RB: Tell us about your typical day. What time do you start? What do you do? How does your day end?
JP: Less than I should, I imagine. I do have a book (this is a bit of a weird one but hear me out) where I write down three positive things in my life at the end of each day. There are so many up and downs each day in running a business, and so many different pressures from all angles, I think it’s really important to put things in perspective each day. However I would say that myself and my co-founder have invested a lot of time in coaching so that we can take the chance to sit back and evaluate how things are going and where our priorities are, and even more importantly how we’re communicating about that. No rituals – I feel like I don’t have time!
JP: There are lots! Everything has changed, really, although myself and my co-founder have remained the same. The major theme has been expansion – our business has grown in every dimension (turnover by tenfold, our staff from 4 to over 20, number of schools we work with, you name it) in the last year. It all felt very small and steady at the time but looking back it’s quite crazy! I think I’ve probably changed quite a lot too.
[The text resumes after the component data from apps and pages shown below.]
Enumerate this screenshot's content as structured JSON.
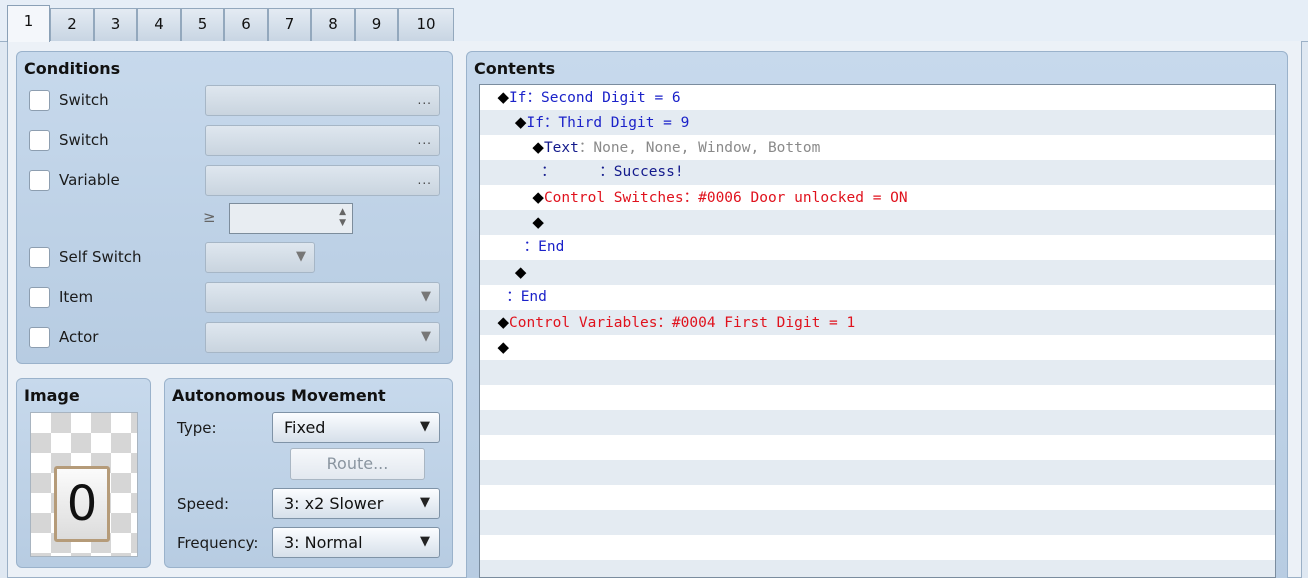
{
  "tabs": [
    "1",
    "2",
    "3",
    "4",
    "5",
    "6",
    "7",
    "8",
    "9",
    "10"
  ],
  "conditions": {
    "title": "Conditions",
    "switch1_label": "Switch",
    "switch2_label": "Switch",
    "variable_label": "Variable",
    "self_switch_label": "Self Switch",
    "item_label": "Item",
    "actor_label": "Actor",
    "dots": "...",
    "geq": "≥",
    "dropdown_arrow": "▼",
    "spin_up": "▲",
    "spin_down": "▼"
  },
  "image": {
    "title": "Image",
    "character": "0"
  },
  "autonomous": {
    "title": "Autonomous Movement",
    "type_label": "Type:",
    "type_value": "Fixed",
    "route_button": "Route...",
    "speed_label": "Speed:",
    "speed_value": "3: x2 Slower",
    "frequency_label": "Frequency:",
    "frequency_value": "3: Normal"
  },
  "contents": {
    "title": "Contents",
    "lines": [
      {
        "indent": "",
        "diamond": "◆",
        "parts": [
          {
            "text": "If：Second Digit = 6",
            "color": "blue"
          }
        ]
      },
      {
        "indent": "  ",
        "diamond": "◆",
        "parts": [
          {
            "text": "If：Third Digit = 9",
            "color": "blue"
          }
        ]
      },
      {
        "indent": "    ",
        "diamond": "◆",
        "parts": [
          {
            "text": "Text",
            "color": "navy"
          },
          {
            "text": "：None, None, Window, Bottom",
            "color": "gray"
          }
        ]
      },
      {
        "indent": "    ",
        "diamond": "",
        "parts": [
          {
            "text": "：     ：Success!",
            "color": "navy"
          }
        ]
      },
      {
        "indent": "    ",
        "diamond": "◆",
        "parts": [
          {
            "text": "Control Switches：#0006 Door unlocked = ON",
            "color": "red"
          }
        ]
      },
      {
        "indent": "    ",
        "diamond": "◆",
        "parts": []
      },
      {
        "indent": "  ",
        "diamond": "",
        "parts": [
          {
            "text": "：End",
            "color": "blue"
          }
        ]
      },
      {
        "indent": "  ",
        "diamond": "◆",
        "parts": []
      },
      {
        "indent": "",
        "diamond": "",
        "parts": [
          {
            "text": "：End",
            "color": "blue"
          }
        ]
      },
      {
        "indent": "",
        "diamond": "◆",
        "parts": [
          {
            "text": "Control Variables：#0004 First Digit = 1",
            "color": "red"
          }
        ]
      },
      {
        "indent": "",
        "diamond": "◆",
        "parts": []
      }
    ]
  },
  "colors": {
    "blue": "#1b22c9",
    "navy": "#131a8c",
    "red": "#e0121d",
    "gray": "#8a8a8a"
  }
}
JP: Again, different every day. We had to let someone go recently which was utterly horrible, and a really challenging decision. My personal challenge is prioritisation – more than I could have ever anticipated or even articulate, there are hundreds of different things to consider, and part of maintaining sanity in running a business is realising you can’t do them all! The mental pressure it puts on someone with my need to get things finished is really quite amazing, so I try hard to remember the perspective and what’s really important (working ‘on the business not in it’!).
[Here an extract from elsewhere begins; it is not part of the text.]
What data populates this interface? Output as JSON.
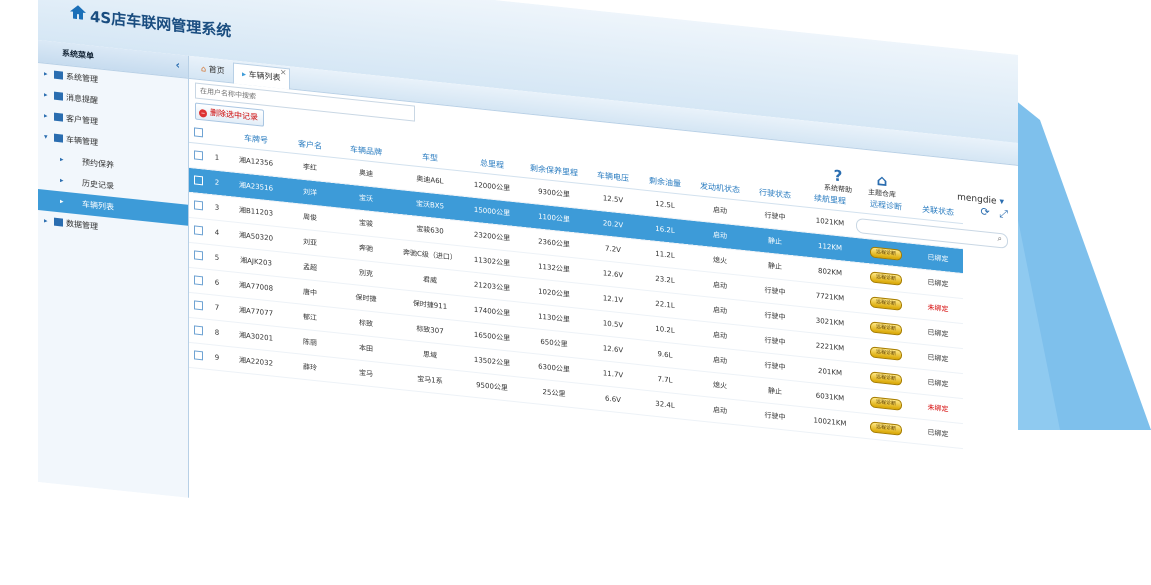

JP: For me it’s the incremental changes, the ones that require not only the careful, entrepreneurial, and hard thinking, but also the motivation to implement. Because our business is quite operations heavy it’s important for us to make sure everything is running as smoothly and efficiently as possible, especially as it’s grown from the ground up and that often meant we took a route which then needs adapting. Innovation can be anything from large (designing an app, pivoting a key part of the business) to the more usual and small – for me the small every day can be done by everyone (in our business and others) and that attitude to change is what we look for in people joining our team.RB: How do you balance being a “big dreamer” vs setting realistic goals for your business?
JP: I think part of setting goals is dreaming big! We didn’t set up our business to conquer the world, we did it to help schools with their income. That helps, because when I set targets I’m not trying to think about how we can be the next unicorn, I’m looking at our growth, the market, and extrapolating out! I once heard that when you write something down it makes it [insert number, it doesn’t really matter] more times likely to happen. Setting goals and dreaming big, looking at where you want to be, is what makes it realistic! Is that an answer?RB: Who or what motivates you to keep going with your business? And Why?
JP: Because I love it. And also I think we’re making a real difference to the schools we work with. In the past year it’s been our employees – some of them have recently said they love their job, and providing that for someone is for me the ultimate motivator.
RB: Has your definition of success changed since you have started your business? If so, how?
JP:No, it’s always been about enjoying your life (and part of that is your job) and making a difference in what you do. Right now, running a business definitely ticks those boxes for me! The bigger difference we make (to our schools, our customers, our employees) the more successful it is!
RB: What would you say is the most important skill required to run a business?
JP:Determination, or rather not giving up when things are totally draining/rubbish/painful/frustrating. Also the ability to have initiative and ask ‘why that way’ – to look at how to change things for the better. Also the ability to be kind and polite even when everything is going wrong and you’re hating your day/the person you’re speaking to!
RB: There are a lot of myths about entrepreneurs. Now that you have started and are successfully running your own business what would you say is the biggest myth? What have you learned most from it?
JP: I don’t know many myths! I do think there’s the impression that entrepreneurs are born, and there are just people out there that are good at starting businesses and people who aren’t. I don’t think that’s the case – anyone can start a business with the willpower and a good idea! It doesn’t have to be a complicated new app, being an entrepreneur can be as simple as tutoring yourself rather than through an agency, or setting up as an individual make up artist rather than going through a salon. Just takes hard work!